Problem to work on -
Copy, from the data below, every line that has "created" in it.

┌─ Excerpted data

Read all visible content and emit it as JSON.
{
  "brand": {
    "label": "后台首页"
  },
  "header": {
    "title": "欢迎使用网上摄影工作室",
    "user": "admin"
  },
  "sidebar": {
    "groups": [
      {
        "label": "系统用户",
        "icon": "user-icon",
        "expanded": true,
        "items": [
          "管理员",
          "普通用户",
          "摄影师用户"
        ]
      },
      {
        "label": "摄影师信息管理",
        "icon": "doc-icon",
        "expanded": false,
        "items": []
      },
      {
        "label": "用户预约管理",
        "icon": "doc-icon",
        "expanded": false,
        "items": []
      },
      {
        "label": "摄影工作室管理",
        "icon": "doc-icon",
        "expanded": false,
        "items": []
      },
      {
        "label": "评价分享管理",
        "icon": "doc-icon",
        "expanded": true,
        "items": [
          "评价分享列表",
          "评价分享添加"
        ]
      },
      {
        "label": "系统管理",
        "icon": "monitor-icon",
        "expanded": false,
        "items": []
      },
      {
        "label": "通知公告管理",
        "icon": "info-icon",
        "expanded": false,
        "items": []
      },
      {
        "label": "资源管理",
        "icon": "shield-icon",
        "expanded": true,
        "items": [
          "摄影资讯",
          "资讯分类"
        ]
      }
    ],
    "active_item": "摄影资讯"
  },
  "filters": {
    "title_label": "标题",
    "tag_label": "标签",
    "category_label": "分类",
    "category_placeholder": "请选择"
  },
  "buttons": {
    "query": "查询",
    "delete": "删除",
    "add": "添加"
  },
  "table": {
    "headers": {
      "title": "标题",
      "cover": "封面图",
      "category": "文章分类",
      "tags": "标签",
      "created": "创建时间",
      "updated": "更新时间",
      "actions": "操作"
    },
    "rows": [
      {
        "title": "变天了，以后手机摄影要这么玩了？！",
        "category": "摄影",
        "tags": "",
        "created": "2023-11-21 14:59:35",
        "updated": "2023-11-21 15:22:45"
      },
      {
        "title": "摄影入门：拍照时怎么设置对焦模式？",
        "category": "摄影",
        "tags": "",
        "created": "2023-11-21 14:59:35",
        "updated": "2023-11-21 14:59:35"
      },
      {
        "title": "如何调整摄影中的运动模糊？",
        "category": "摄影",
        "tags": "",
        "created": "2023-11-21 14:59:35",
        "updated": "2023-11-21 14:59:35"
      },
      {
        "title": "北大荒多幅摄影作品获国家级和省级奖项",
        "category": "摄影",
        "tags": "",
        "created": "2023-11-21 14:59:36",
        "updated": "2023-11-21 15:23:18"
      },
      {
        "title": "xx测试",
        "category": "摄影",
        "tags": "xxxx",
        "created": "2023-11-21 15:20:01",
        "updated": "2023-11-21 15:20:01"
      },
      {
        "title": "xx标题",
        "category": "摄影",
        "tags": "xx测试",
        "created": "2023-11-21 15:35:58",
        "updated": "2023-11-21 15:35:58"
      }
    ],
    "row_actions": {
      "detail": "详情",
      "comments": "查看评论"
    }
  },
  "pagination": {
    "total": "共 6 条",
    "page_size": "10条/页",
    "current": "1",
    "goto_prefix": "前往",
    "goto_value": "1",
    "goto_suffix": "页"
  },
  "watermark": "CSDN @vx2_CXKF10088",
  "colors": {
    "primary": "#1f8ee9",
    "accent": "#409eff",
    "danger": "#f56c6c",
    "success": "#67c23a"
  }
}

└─
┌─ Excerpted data

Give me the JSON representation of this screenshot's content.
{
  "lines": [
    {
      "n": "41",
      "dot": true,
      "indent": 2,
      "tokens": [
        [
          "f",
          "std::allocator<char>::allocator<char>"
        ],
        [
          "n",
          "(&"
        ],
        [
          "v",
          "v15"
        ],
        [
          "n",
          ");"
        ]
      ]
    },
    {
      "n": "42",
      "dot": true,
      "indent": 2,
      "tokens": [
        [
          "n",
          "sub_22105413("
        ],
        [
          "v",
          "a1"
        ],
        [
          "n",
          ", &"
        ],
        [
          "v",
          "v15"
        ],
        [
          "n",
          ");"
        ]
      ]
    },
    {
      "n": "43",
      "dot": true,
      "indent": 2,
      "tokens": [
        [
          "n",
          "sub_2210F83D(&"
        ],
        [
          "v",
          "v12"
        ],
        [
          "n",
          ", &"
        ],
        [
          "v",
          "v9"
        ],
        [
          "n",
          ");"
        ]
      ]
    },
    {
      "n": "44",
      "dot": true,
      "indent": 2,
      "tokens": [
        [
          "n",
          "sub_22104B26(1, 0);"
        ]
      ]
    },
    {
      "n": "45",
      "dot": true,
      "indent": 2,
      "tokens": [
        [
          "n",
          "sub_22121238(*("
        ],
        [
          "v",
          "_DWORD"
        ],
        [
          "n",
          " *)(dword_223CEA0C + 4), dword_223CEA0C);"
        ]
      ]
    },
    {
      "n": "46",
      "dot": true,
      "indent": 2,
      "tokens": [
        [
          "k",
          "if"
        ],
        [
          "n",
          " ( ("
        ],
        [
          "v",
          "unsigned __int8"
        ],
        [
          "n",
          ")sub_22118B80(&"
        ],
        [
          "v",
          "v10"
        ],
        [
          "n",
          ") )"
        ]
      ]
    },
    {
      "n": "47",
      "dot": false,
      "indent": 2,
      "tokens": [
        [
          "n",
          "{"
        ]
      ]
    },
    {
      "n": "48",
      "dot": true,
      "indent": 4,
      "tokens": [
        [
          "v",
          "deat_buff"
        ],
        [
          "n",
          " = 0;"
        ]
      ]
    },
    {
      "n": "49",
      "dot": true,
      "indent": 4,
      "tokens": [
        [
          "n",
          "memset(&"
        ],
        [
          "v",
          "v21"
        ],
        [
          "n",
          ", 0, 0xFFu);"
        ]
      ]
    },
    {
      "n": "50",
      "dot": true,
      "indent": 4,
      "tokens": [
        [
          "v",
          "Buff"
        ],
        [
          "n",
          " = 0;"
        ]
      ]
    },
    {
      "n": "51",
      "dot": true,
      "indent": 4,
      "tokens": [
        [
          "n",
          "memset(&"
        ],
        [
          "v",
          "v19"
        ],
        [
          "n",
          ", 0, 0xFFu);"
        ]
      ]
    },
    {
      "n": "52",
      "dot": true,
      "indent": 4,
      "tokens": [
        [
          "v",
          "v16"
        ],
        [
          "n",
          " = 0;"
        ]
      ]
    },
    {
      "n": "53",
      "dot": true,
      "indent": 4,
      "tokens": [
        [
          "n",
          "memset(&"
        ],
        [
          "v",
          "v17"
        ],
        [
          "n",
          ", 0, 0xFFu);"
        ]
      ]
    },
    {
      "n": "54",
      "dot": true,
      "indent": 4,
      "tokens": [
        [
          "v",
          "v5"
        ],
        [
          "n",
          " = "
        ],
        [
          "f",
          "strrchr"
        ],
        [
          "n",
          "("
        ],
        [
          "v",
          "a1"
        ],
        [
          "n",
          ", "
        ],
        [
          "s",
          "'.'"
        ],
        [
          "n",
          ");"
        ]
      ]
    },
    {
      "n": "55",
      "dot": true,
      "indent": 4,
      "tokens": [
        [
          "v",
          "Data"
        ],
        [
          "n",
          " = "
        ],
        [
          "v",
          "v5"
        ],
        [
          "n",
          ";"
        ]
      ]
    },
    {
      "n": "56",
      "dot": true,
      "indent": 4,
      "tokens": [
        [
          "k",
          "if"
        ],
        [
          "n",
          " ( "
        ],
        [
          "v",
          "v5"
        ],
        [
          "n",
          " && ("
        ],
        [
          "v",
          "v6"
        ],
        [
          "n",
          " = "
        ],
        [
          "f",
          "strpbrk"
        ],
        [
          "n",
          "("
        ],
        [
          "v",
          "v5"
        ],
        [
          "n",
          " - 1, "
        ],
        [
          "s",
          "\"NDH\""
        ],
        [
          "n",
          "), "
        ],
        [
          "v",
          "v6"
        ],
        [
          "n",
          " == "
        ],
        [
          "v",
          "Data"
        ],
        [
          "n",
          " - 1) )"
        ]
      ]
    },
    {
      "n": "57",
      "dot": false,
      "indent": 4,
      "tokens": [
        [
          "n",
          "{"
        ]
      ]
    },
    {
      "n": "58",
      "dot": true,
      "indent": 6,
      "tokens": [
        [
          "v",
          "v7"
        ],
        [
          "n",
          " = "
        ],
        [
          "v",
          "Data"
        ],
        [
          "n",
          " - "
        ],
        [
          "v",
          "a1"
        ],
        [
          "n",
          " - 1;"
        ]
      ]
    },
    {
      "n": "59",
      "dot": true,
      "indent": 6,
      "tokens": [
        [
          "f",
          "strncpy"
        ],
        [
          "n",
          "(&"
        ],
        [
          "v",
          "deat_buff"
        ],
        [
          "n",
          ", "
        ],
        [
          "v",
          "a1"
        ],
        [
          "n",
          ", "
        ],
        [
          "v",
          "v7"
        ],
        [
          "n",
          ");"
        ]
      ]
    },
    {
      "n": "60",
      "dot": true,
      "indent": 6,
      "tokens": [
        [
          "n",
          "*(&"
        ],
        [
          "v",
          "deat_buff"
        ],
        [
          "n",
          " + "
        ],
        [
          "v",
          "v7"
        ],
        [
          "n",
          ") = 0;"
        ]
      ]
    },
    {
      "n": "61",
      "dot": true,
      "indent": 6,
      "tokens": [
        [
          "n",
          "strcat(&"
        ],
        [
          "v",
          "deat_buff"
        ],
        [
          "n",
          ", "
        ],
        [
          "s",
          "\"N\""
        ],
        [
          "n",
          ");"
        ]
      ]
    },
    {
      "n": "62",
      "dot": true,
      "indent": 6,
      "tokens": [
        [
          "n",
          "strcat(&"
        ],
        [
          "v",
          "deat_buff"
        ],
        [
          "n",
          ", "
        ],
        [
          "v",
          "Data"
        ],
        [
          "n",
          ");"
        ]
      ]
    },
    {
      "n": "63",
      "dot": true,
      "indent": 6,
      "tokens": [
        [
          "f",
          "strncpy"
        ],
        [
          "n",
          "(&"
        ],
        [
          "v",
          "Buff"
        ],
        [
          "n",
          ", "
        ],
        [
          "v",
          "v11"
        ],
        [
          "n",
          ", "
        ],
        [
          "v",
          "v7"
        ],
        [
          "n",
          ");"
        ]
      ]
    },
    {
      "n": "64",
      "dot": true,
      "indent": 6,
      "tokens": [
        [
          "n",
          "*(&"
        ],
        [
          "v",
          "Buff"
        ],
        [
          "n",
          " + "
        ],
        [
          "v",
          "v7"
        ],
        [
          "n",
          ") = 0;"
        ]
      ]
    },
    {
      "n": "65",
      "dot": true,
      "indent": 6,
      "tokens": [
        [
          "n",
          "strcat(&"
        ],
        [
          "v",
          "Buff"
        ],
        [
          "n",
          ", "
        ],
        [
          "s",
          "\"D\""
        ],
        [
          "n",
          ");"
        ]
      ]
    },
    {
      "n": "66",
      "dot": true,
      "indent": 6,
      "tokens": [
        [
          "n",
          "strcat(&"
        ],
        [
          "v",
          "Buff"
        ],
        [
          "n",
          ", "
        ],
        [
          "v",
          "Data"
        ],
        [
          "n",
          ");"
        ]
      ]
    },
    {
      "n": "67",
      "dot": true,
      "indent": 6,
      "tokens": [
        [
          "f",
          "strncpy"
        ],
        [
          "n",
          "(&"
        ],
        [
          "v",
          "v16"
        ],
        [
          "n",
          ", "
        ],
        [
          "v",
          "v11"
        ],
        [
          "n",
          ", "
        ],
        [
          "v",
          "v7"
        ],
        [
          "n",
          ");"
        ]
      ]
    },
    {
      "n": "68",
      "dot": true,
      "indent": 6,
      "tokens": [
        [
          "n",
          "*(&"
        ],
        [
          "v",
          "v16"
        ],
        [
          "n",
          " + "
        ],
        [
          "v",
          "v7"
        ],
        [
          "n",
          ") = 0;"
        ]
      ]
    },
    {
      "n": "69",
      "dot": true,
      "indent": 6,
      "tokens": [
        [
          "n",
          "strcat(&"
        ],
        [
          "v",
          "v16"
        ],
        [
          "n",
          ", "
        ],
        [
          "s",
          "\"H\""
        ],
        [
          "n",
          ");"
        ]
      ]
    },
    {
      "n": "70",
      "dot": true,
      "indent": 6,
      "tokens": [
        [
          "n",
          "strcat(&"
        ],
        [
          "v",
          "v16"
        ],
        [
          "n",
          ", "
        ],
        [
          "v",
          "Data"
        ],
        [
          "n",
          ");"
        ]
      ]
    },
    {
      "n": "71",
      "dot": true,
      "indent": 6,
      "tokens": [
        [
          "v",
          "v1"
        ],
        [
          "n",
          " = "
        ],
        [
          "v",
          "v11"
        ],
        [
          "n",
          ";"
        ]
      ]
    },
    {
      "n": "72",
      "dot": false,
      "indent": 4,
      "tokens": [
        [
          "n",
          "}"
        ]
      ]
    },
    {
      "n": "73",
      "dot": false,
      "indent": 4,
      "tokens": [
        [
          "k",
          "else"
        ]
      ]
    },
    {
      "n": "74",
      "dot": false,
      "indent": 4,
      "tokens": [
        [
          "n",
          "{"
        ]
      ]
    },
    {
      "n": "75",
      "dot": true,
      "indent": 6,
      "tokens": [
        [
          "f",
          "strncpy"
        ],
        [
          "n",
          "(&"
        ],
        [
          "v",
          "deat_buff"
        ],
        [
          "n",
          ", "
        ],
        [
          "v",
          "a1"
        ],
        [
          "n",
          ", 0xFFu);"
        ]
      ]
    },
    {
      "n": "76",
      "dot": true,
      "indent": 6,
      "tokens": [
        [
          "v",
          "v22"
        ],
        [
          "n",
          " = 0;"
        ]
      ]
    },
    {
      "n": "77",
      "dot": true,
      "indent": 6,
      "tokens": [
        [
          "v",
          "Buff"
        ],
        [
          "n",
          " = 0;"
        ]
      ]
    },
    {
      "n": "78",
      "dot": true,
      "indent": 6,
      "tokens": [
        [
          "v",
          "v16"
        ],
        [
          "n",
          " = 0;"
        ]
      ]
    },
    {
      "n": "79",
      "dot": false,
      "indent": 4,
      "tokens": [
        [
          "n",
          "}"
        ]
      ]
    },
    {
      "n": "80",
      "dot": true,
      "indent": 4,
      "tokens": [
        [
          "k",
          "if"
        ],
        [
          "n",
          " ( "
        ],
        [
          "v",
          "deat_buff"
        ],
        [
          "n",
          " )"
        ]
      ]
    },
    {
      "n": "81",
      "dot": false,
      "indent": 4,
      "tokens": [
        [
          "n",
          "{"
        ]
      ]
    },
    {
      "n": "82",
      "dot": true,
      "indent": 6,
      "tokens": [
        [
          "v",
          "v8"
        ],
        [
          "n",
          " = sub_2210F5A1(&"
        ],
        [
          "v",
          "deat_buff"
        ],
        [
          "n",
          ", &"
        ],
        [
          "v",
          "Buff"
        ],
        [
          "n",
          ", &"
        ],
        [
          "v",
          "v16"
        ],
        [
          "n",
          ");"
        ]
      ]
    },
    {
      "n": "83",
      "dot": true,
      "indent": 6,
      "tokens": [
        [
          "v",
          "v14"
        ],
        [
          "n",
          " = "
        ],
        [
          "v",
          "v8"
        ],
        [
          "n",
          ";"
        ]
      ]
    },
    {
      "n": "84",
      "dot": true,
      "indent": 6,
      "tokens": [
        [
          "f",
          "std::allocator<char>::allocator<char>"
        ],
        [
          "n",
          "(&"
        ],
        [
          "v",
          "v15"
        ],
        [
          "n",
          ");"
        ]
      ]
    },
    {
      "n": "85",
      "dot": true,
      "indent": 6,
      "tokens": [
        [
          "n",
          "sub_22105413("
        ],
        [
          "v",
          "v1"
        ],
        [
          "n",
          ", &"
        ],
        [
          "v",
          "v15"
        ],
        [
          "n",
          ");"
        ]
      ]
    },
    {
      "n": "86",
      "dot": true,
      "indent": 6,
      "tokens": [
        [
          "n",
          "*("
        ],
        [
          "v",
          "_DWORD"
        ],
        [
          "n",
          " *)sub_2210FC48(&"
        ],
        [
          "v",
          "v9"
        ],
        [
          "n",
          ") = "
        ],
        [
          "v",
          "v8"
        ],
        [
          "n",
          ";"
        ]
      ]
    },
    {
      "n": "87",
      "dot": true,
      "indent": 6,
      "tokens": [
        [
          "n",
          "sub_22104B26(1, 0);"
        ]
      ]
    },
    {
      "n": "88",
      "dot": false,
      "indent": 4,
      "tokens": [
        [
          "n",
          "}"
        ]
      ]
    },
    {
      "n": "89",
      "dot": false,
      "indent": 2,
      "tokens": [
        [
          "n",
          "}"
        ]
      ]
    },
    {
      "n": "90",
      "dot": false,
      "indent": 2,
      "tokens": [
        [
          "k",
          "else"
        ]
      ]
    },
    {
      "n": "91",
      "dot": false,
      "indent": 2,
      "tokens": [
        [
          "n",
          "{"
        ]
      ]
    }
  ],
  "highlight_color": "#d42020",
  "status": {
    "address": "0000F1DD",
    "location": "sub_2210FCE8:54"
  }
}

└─

Task result -
      "created": "创建时间",
        "created": "2023-11-21 14:59:35",
        "created": "2023-11-21 14:59:35",
        "created": "2023-11-21 14:59:35",
        "created": "2023-11-21 14:59:36",
        "created": "2023-11-21 15:20:01",
        "created": "2023-11-21 15:35:58",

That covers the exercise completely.